  • January 01, 2015

    BS"D

    "He (Moshe) went out the next day and two Hebrew men were fighting. He (Moshe) said to the wicked one, "Why would you strike your fellow?" (Shemot 2:13
     
    Rashi comments based on Gemara Sanhedrin 58b that even though the second man was not actually hit, the first person is called "wicked" just for raising his hand to strike. The question is why is the first person called "wicked" for just lifting his hand to strike. By just lifting his hand no damages were incurred. Can he then be possibly called 'wicked"? 

    I would like to, B"EH, provide an original answer. Damages were incurred but to whom? The person lifting his fist to strike his fellow did tremendous damage to his very own spiritual well being. He did not see the Tzelem Elokim, the Divine Image, in his friend. When Moshe encountered the person ready to strike his fellow, Mocha was shocked. He could not fathom or entertain the thought that anyone could do such an act.

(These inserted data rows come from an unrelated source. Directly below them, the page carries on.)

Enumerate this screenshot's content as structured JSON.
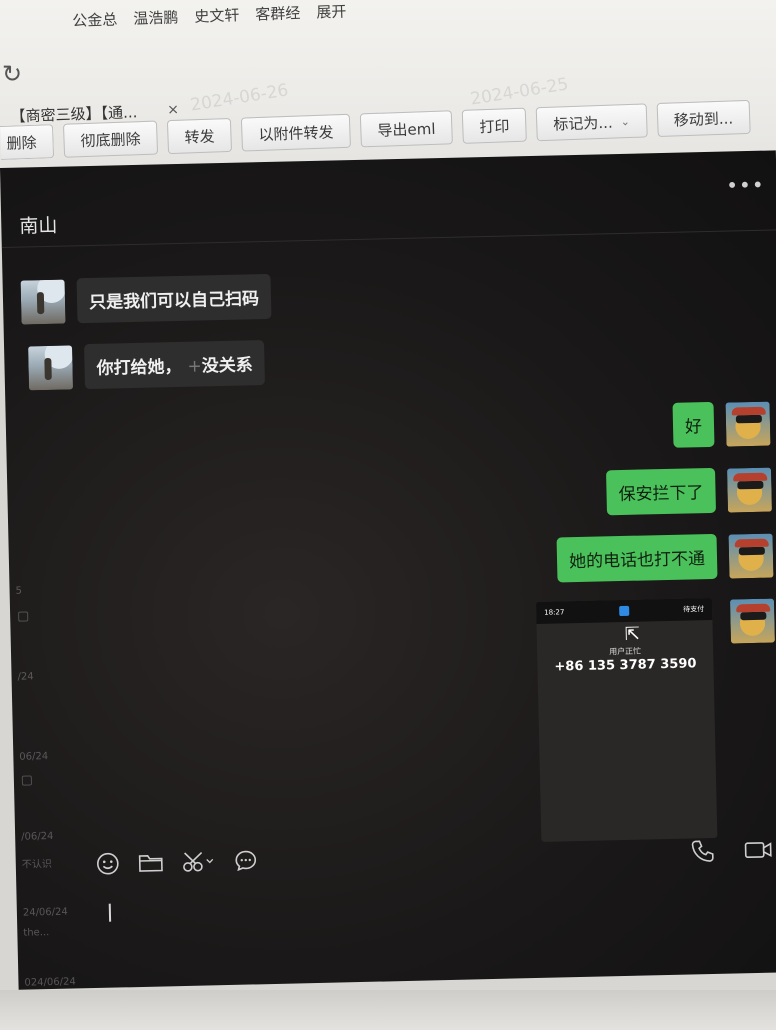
{
  "mail": {
    "recipients": [
      "公金总",
      "温浩鹏",
      "史文轩",
      "客群经",
      "展开"
    ],
    "refresh_icon": "↻",
    "watermarks": [
      "2024-06-26",
      "2024-06-25"
    ],
    "tab": {
      "title": "【商密三级】【通...",
      "close": "×"
    },
    "toolbar": {
      "delete": "删除",
      "delete_permanent": "彻底删除",
      "forward": "转发",
      "forward_as_attachment": "以附件转发",
      "export_eml": "导出eml",
      "print": "打印",
      "mark_as": "标记为...",
      "move_to": "移动到..."
    }
  },
  "chat": {
    "contact_name": "南山",
    "more": "•••",
    "left_list_fragments": [
      "5",
      "/24",
      "06/24",
      "/06/24",
      "不认识",
      "24/06/24",
      "the...",
      "024/06/24"
    ],
    "messages_in": [
      {
        "text": "只是我们可以自己扫码"
      },
      {
        "text_before": "你打给她，",
        "plus": "+",
        "text_after": "没关系"
      }
    ],
    "messages_out": [
      {
        "text": "好"
      },
      {
        "text": "保安拦下了"
      },
      {
        "text": "她的电话也打不通"
      }
    ],
    "screenshot": {
      "time": "18:27",
      "app": "待支付",
      "status": "用户正忙",
      "number": "+86 135 3787 3590"
    },
    "input_tools": [
      "emoji-icon",
      "folder-icon",
      "scissors-icon",
      "chat-bubble-icon"
    ],
    "call_tools": [
      "phone-icon",
      "video-icon"
    ]
  }
}
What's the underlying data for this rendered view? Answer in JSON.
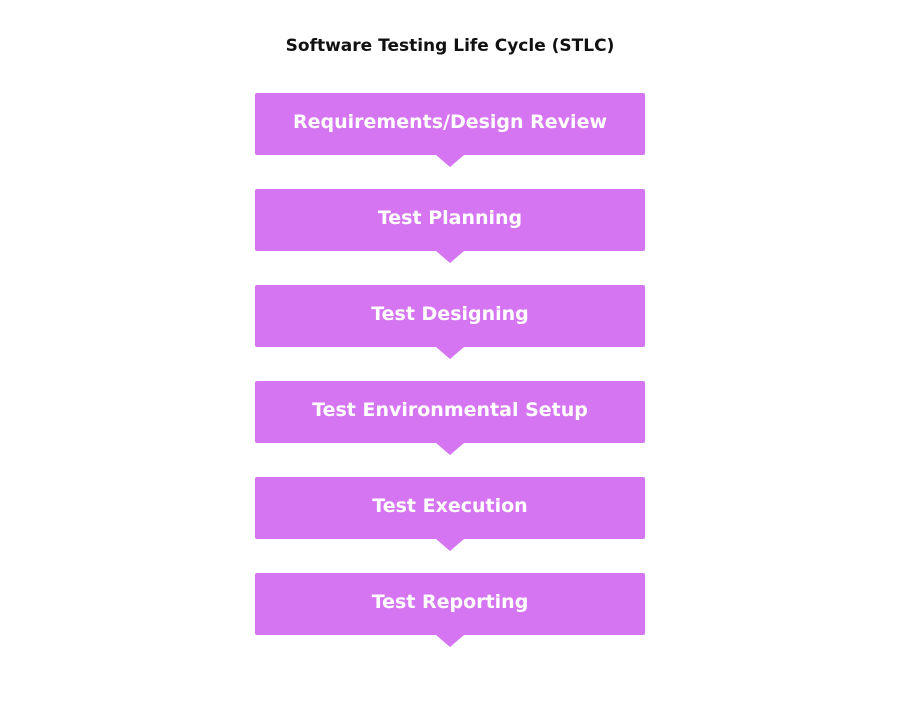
{
  "title": "Software Testing Life Cycle (STLC)",
  "colors": {
    "step_fill": "#d575f1",
    "step_text": "#ffffff",
    "title_text": "#111111"
  },
  "steps": [
    {
      "label": "Requirements/Design Review"
    },
    {
      "label": "Test Planning"
    },
    {
      "label": "Test Designing"
    },
    {
      "label": "Test Environmental Setup"
    },
    {
      "label": "Test Execution"
    },
    {
      "label": "Test Reporting"
    }
  ]
}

Moshe, thereby, considered this person wicked. However, there is much more to this act that warrented the distinction of being wicked. The striker showed a callous disregard for his own spiritual self. Moshe reasoned how could the striker not be cognizant of his own inherent greatness that he could possibly damage his soul by such a callous act. 

    From this episode we learn a very important lesson. A fundamental concept in spirituality is knowing that we have a soul, and further knowing the greatness of that soul. We must care for its well being just like we would care for a precious gem or expensive watch. Would a rational person trample on his gold watch? Of course not! Then why would someone callously trample on his or her soul? The first step to greatness is knowing the greatness that lies within, namely the soul. 

    Have a Good Shabbos.